Bio-Inspired Artificial Intelligence: Theories, Methods, and Technologies
by D. Floreano and C. Mattiussi
This is a book that bridges biological systems and computer science. For digital-based researchers, having this book which details the biological components of natural life and seamlessly integrates that knowledge into our digital realm is an essential asset. Each chapter is systematically introduces the reader to a biological system while easing them into the its computational counterpart. There are seven chapters covering evolution, cellular, neural, developmental, immune, behavioral, and collective systems.
Chapter 1 introduces the fundamental concept of computational evolution as related to biological systems. This chapter starts with the basic concepts of evolutionary theory and progresses, covering everything from fitness functions to analog circuits. The following chapter presents the next logical step upwards in biology, cellular structures and systems. Again introducing the basics of life and progressing towards cellular automata. Chapter 3 covers Neural Networks by introducing the Biological Nervous System, then the Artificial Neural Network. The core concepts to Neural Networks are detailed in a systematic and common-sense manner, introducing unsupervised learning, supervised learning, and reinforce learning, then progressing onto neural hardware and hybrid systems. In Chapter 4, the authors detail developmental systems, explaining how nature utilizes the cellular structures to how engineers can mimic nature. This theme of progression from biological introduction to digital computation is reproduced as a single voice through out each chapter. The fundamentals of Bio-Inspired Artificial Intelligence are well demonstrated, allowing for a novice researcher in this area to develop the necessary skills and have a firm grasp on this topic.
Once the reader has a solid grasp of the building blocks of life, the authors present chapters related to larger systems. Of particular interest to my research is the chapter on Immune Systems. This chapter provides a fundamental understanding of the Human Immune System, detailing the finer points of immunological cellular structures, while introducing a slightly more than generalized immune response concept. After a lengthy introduction of human immunology, we are introduced to the core of Artificial Immune Systems, the Negative Selection Algorithm and Clonal Selection Algorithm. Each one of these algorithms is covered enough so that the reader is capable of understanding each respective algorithms strengths and limitations. For new researchers to Artificial Immune Systems, days of reading journal articles is summarized in these sections, allowing for intelligent and efficient decision making in choosing your next step of research.
Chapter 6 and 7 provides the audience with behavior systems and collective systems, respectively.
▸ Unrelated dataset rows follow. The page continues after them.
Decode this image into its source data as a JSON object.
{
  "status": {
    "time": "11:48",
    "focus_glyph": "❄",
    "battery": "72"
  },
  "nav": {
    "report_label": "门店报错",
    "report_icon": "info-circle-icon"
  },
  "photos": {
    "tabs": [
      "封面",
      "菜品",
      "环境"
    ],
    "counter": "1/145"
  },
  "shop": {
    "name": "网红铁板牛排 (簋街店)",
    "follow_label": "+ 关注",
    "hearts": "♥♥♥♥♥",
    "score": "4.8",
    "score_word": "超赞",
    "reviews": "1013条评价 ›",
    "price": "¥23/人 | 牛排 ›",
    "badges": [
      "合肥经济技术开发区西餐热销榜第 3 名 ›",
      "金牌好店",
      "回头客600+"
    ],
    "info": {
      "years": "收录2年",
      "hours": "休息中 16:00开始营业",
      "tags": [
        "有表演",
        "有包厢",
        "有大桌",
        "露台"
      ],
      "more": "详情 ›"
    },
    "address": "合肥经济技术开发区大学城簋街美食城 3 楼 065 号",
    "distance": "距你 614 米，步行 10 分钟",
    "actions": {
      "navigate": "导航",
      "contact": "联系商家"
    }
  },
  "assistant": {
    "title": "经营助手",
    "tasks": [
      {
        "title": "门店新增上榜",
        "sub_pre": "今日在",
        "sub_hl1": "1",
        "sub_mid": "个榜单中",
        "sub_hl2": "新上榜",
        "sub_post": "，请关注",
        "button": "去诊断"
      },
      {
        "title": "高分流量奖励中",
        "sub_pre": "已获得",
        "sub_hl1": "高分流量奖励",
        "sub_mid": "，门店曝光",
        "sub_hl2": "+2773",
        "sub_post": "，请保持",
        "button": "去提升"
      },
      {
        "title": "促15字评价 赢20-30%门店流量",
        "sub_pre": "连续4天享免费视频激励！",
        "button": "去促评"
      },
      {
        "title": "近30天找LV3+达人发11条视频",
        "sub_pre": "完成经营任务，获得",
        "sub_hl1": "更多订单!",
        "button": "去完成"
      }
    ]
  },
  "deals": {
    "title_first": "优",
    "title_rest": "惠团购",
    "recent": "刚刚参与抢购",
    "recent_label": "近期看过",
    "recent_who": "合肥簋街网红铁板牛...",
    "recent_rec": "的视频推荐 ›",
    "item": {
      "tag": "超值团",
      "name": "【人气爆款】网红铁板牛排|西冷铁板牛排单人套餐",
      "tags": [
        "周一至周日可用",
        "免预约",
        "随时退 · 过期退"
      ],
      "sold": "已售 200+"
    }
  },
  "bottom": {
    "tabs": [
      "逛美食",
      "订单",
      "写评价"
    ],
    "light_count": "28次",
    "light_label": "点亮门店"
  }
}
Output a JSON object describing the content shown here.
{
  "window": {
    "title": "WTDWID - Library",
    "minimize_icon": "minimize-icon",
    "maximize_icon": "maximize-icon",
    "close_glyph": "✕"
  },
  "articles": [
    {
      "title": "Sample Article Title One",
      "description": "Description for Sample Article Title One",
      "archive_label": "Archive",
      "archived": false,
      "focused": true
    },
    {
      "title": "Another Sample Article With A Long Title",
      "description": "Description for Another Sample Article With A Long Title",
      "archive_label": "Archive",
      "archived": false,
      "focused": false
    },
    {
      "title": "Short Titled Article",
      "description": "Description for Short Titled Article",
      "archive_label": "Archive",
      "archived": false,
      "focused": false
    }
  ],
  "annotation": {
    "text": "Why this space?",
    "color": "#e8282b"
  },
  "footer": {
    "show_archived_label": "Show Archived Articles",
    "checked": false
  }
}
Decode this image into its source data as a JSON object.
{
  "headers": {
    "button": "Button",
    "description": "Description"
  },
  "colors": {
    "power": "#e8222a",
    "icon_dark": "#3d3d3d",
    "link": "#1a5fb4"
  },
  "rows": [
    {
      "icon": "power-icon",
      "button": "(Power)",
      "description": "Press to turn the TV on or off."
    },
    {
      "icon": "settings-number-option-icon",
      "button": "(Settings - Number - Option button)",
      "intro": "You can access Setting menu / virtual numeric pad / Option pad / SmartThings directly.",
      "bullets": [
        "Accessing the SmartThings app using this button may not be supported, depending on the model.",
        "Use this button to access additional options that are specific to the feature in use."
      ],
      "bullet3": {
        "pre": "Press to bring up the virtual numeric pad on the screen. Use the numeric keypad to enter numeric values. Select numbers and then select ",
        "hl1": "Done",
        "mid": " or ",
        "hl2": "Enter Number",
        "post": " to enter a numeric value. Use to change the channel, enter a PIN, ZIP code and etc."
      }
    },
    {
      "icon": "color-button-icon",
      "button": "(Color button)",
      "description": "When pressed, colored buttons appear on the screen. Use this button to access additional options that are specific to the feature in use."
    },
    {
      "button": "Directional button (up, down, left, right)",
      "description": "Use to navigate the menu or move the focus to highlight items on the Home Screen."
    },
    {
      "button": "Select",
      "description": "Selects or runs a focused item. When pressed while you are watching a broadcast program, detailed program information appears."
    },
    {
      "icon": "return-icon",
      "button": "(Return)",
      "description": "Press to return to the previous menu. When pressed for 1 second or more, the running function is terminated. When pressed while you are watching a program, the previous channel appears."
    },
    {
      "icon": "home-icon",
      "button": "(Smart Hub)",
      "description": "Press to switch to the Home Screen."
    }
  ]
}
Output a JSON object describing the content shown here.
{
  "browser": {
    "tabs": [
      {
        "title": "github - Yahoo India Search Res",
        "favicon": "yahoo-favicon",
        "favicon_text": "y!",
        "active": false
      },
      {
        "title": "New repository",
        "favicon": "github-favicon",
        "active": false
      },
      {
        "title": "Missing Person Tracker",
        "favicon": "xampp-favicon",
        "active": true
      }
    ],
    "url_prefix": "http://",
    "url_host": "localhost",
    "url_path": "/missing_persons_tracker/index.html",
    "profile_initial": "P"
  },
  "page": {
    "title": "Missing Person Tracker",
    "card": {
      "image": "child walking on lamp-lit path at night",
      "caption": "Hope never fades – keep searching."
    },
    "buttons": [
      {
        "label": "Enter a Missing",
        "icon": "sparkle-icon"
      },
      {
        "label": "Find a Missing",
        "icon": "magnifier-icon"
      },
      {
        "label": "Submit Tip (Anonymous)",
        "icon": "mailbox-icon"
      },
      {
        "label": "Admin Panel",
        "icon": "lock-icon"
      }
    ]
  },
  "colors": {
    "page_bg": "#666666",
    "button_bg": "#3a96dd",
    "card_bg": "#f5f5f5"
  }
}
The behavioral systems covered in this book relate to aspects of AI, robots, and some machine learning. Once behavior is understood, collective and cooperative systems are covered. Optimization techniques of particle swarms, ant colonies, and topics derived for robotics are detailed and well explained.
While this is not a textbook, is does cover the fundamental concepts required to research Bio-Inspired Artificial Intelligence. For myself, the quality of this book can simply be noted by the publishers, MIT Press. Many of the best books I have encountered in my studies have been published by MIT, and here is another. Floreano and Mattiussi have not let me down in their quality, albeit I do have some complaints.
First, while the topics cover a solid breadth, the depth on detailing the computation side is limited. I would like to have seen either more depth in each chapter or a broader look at each chapters algorithms, but the book falls somewhere in the middle. My current research involves Danger Signals and their relationship to preventing Epidemic Attacks, so I would have like to seen more detail about Polly Matzinger's Danger Theory rather than one short paragraph saying that it is not universally accepted. While Immunologists may debate Danger Theory, novel algorithms have been developed off of the concept of Danger Theory and deserve a place in this book. Yet to counter my own argument, the authors do finish off each chapter with a Suggested Readings section outlining a series of excellent supplement papers to the chapters topics that would eventually lead the reader to these novel topics.
Overall, if you are interested in this field, buy this book. You can find it online at MIT Press for a discounted price. This book will make an excellent addition to any computer researchers library.
Department of Computer Science, Southern Illinois University